A good option that I recently came across is that of a so calledco-firing process within already existing thermal plants. With large thermal units already being used on a daily basisdomestically, there is a major possibility to dramatically improve emissions by integrating co-fire operations with biomass in to these systems. A recent model of a co-fire operation using coal and biomass – which is the most common combination – showed a boiler efficiency of 92% (Rusinowskiet.al, 2012) which is similar to what a “normal” combustion process achieves using only fossil fuels. The good news about this is that most units already have the ability to operate on a co-firing basis, thus incrementally decreasing the need for heavy emitters, while simultaneously keeping production costs extremely low since no new technology i.e. boiler needs producing in order to start this process. Boiler efficiency is a large factor when deciding on power production methods,which makes this is a discovery of great importance to further the cause.
To me it seems as clear cut of a solution as anything. Gaining some energy independence by simply decreasing the amountof imported products by using domestic resources, while simultaneously benefiting by fewer harmful emissions. It is difficult to see why this has not caught on, but a major reason seems to be the “cheap” production cost of power using coal compared to biomass. If all current boilers within the SEE would substitute 20% of their current fuel to biomass, you would correspondingly decrease the need for fossil fuels.
There are also large quantities of biomass available, ready to be integrated in to these processes, mainly wood residues (e.g. sawdust, branches etc.) from the wood factories. Large portions of biomass can be obtained from annual tree branch trimming (Iliadis, 2009) that could make the process self-sustaining.
If EU want to reach their target of 27% of energy consumption from renewable resources by 2030 (European Commission, 2016), some actions towards the biggest polluters must be taken. Success on a global scale is heavily related to many small improvements at the location with the largest room for improvement. This integration of biomass in to an already existing process could really help improve the climate as a whole since it is cheap and already available, and we all know that availability is a huge factor in large scale decision making.
H.Rusinkowski, M.Szega, A.Milejski. “Mathematical model of the CFB boiler co-fired with coal and biomass”. International Carpathian Control conference, 2012 Web 10 Okt. 2019
N.A.Iliadis. “Biomass development and potential in south east europe”. IEEE Power & Energy Society General meeting, 2009 Web 10 Okt. 2019
Climate Action Network Europe. 2018. South East Europe. [ONLINE]. Available at: http://www.caneurope.org/energy/south-east-europe [Visited 10 Okt 2019]

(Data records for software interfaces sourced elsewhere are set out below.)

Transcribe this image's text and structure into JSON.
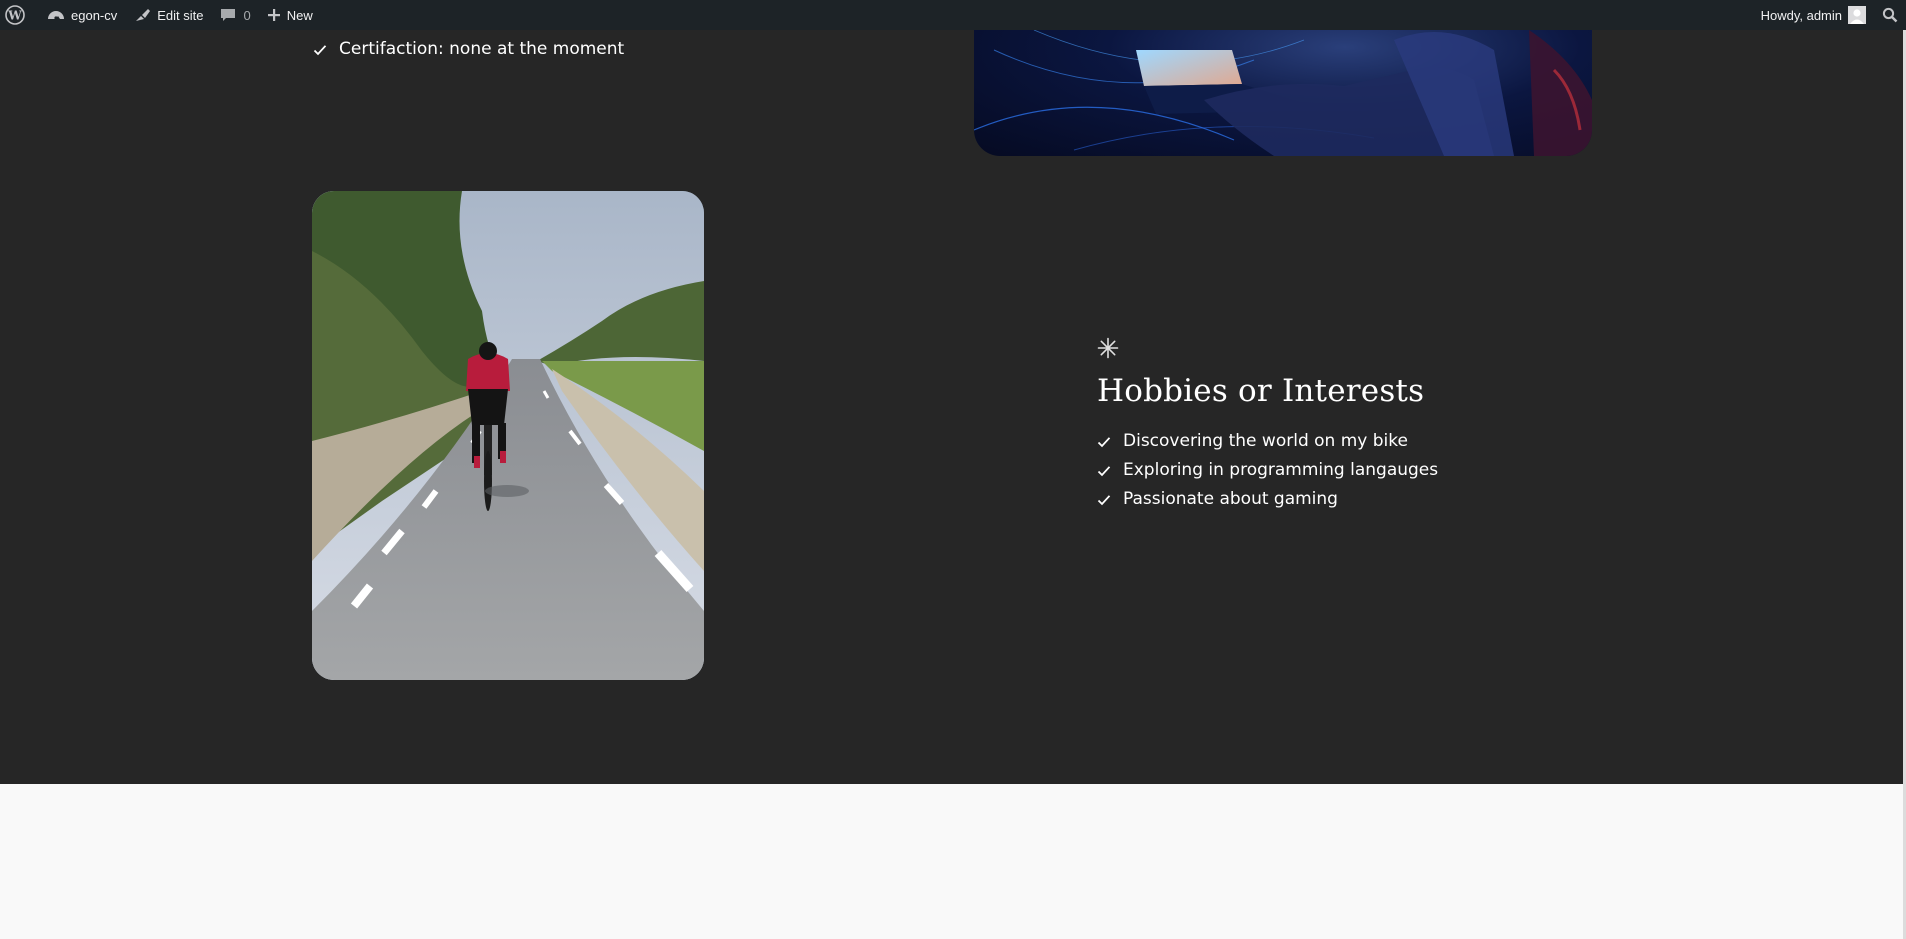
{
  "adminbar": {
    "site_name": "egon-cv",
    "edit_site": "Edit site",
    "comments_count": "0",
    "new_label": "New",
    "howdy": "Howdy, admin",
    "icons": {
      "logo": "wordpress-logo-icon",
      "site": "dashboard-icon",
      "edit": "brush-icon",
      "comments": "comment-bubble-icon",
      "new": "plus-icon",
      "avatar": "avatar-icon",
      "search": "search-icon"
    }
  },
  "previous_section": {
    "certification": "Certifaction: none at the moment"
  },
  "hobbies": {
    "title": "Hobbies or Interests",
    "items": [
      "Discovering the world on my bike",
      "Exploring in programming langauges",
      "Passionate about gaming"
    ]
  },
  "colors": {
    "dark_bg": "#262626",
    "admin_bar": "#1d2327",
    "page_bg": "#f9f9f9",
    "text": "#ffffff"
  }
}
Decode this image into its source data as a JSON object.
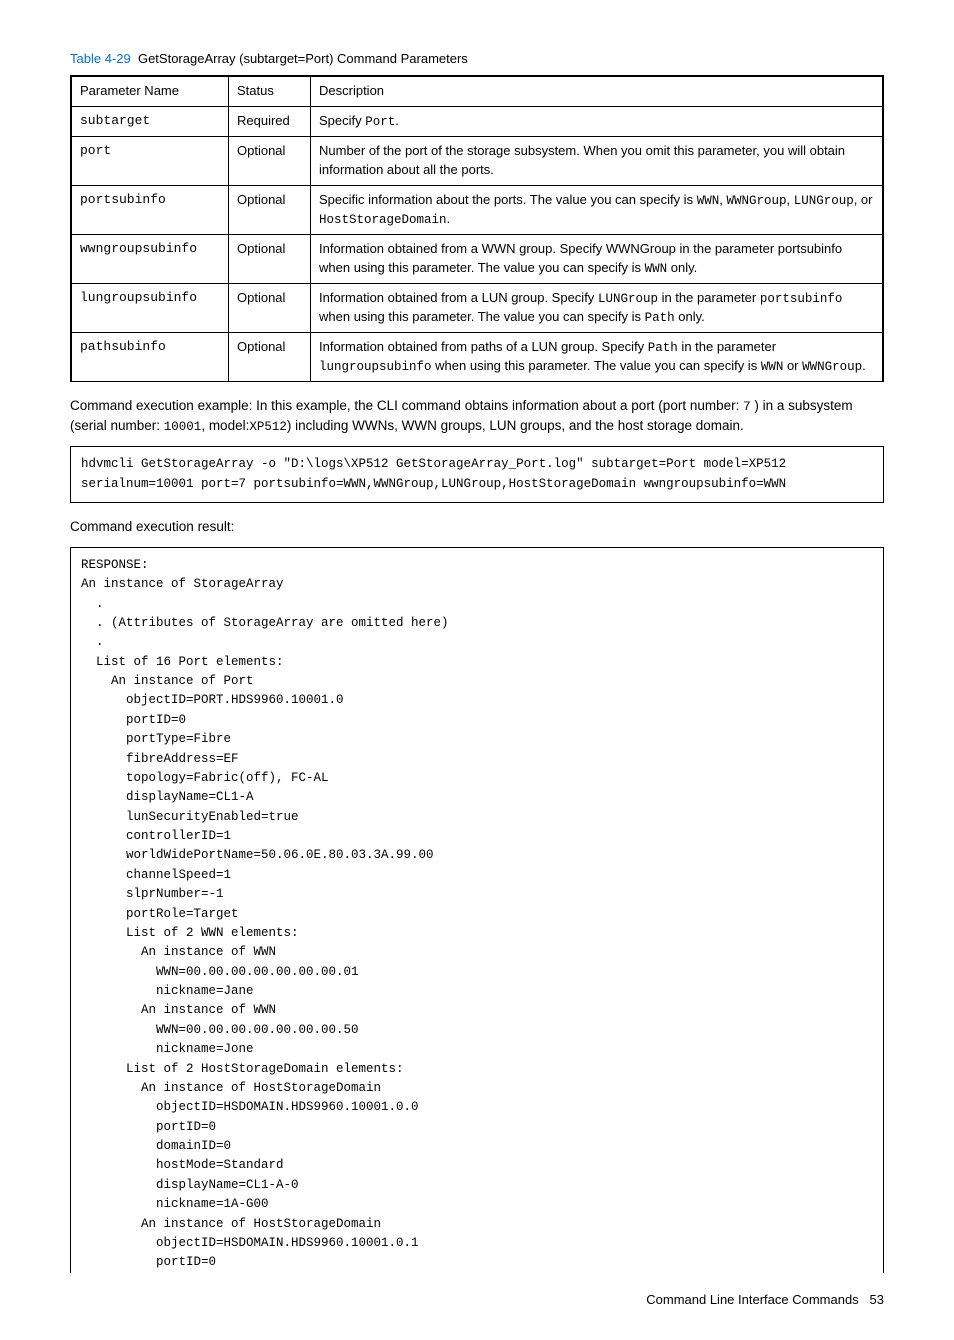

European Comission. 2016. Clean Energy for All Europeans. [ONLINE]. Available at: https://ec.europa.eu/energy/en/topics/energy-strategy-and-energy-union/clean-energy-all-europeans [Visited 10 Okt 2019]